The second point is that the more a nation can rely on internal demand for debt, the greater the amount of debt it can service. Japan is a classic case of this, but must start to seek foreign buyers of its government debt from 2014. So far, the periphery nations that have been “bailed out” have stagnated at best, or contracted further.
The history of manias and crashes tells us that economics is not an exact science; the world can be explained by various equations only within certain parameters.
Outside of these parameters, the world becomes infinitely more difficult to predict. Investors should, however, bear in mind that unsustainable debt levels and absurd house price increases were in plain view for years before the bubble burst.
In terms of the future, France and German will try to muddle through because French banks had $493 million exposure to the periphery nations in 2010 and Germany had $465 billion. The “core” EU will do everything they can to protect their assets in Southern Europe.
Banks have also shifted most of their holdings of sovereign debt into their “banking book” from their “trading book” (by some estimates, 92 percent of Spanish sovereign debt has been moved onto the “banking books”).
The “banking book” does not have to be marked to market and therefore is not included in the EU’s delusional banking “stress test”. Expect bankers and politicians to keep on making very positive noises about the health of periphery economies and their banks, because they are plainly linked via sovereign debt.
There is little point on dwelling on the differences between Portugal, Ireland and Greece. The point is, has the problem been contained at the borders of Spain?
Spanish total non-financial debt stands at 354 percent of GDP which compares unfavorably with Portugal at 415 percent but favorably with Greece at 275 percent. However, Spain has youth unemployment at a staggering level of 40 percent and many of those surveyed wish to leave Spain; this would be a disaster for a country already stagnating.
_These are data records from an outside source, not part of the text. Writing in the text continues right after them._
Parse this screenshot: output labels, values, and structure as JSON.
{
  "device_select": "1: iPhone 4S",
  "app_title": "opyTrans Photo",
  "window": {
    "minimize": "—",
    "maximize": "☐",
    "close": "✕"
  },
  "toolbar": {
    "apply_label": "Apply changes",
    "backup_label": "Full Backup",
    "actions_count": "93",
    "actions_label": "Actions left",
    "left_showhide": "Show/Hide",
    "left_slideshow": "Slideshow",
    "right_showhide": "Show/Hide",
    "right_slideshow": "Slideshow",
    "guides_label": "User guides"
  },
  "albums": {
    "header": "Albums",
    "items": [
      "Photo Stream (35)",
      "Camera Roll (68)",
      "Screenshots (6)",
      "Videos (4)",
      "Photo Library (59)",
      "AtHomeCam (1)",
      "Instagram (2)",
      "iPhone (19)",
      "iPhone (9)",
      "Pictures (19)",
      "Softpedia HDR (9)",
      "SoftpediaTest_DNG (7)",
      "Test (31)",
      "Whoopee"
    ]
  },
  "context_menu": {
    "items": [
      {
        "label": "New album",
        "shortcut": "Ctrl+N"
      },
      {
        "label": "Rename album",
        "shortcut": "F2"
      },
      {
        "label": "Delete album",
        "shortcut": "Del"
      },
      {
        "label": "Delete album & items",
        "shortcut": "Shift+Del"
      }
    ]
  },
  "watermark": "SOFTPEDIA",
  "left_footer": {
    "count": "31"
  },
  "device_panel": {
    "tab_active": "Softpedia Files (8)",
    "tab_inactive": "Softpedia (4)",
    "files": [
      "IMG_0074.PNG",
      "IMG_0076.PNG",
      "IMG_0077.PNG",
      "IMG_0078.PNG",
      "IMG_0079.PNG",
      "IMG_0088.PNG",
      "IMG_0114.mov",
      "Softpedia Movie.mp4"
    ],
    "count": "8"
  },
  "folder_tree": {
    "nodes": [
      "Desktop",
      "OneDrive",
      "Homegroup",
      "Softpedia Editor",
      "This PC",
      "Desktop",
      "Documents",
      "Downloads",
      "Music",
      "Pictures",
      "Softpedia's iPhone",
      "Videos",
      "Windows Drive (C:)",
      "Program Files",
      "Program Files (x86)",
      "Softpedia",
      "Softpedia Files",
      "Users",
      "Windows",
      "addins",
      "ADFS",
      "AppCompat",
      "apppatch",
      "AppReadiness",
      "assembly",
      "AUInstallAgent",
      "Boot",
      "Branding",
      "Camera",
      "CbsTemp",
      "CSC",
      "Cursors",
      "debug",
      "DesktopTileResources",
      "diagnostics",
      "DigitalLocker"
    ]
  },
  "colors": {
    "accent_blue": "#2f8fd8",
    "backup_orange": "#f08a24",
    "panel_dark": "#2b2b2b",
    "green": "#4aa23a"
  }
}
Rather than pile on more debt, and suffer “internal devaluation” i.e. more wage deflation, more government spending cuts and lower GDP, surely the answer is for an orderly “haircut” (i.e. forgiveness of at least some debt) in the near future. This would give those countries’ economies room to breathe and grow once more, in a similar way that in the US, companies that file for bankruptcy under Chapter 11 get time to put their house in order once again.
Otherwise, in any one of these countries, it takes only one politician to point out that the country is spending more on debt owed to foreigners, say, than on education, which is of course a valuable investment in the next generation.
Ireland is already coming close to this; in 2007 the country paid 6.1 percent of its GDP on health and in 2012 the country will pay 5.7 percent of GDP on health.
A populist movement as “austerity fatigue” sets in, could lead to default and rapidly spread to other countries, leading to systemic default and another banking crisis. Recent events in Northern Africa and the Middle East have shown the potential for contagion.
Each periphery country that has been “bailed out” was viewed by the market as being OK until the market suddenly decided otherwise. The Spanish government’s optimistic assessment of regional Cajas’ (the local savings banks) capital requirements allied to surprisingly low levels of reported impaired assets by Spain’s banks does not engender great confidence; on a per capita basis, Spain has three times as many unsold residences as the US, and Spain’s banking reliance on the opaque ECB has been estimated at 80 billion euro.
If the EU script is played out in a similar fashion to the past, there could be an event that spooks the bond markets, and once again any panic-selling of government debt will be blamed on hedge fund “vultures”.
The author is Julian Pendock, partner at Senhouse Capital